Your objective:
Look through the entries. Copy each line that has the word "label".

BEGIN Given data

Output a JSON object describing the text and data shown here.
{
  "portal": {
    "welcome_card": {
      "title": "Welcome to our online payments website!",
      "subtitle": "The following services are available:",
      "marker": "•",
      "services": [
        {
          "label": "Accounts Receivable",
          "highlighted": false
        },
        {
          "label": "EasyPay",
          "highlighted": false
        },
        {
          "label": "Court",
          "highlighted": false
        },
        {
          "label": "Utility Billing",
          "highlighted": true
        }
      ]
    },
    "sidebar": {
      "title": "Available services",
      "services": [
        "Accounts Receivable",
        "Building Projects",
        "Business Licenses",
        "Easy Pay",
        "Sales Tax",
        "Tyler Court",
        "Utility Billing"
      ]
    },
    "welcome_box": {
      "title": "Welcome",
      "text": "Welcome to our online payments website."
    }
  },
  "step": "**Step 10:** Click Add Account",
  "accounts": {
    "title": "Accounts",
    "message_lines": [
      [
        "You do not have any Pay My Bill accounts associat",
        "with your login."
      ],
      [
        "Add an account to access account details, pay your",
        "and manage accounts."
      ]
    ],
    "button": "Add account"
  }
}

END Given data

Solution to this task:
          "label": "Accounts Receivable",
          "label": "EasyPay",
          "label": "Court",
          "label": "Utility Billing",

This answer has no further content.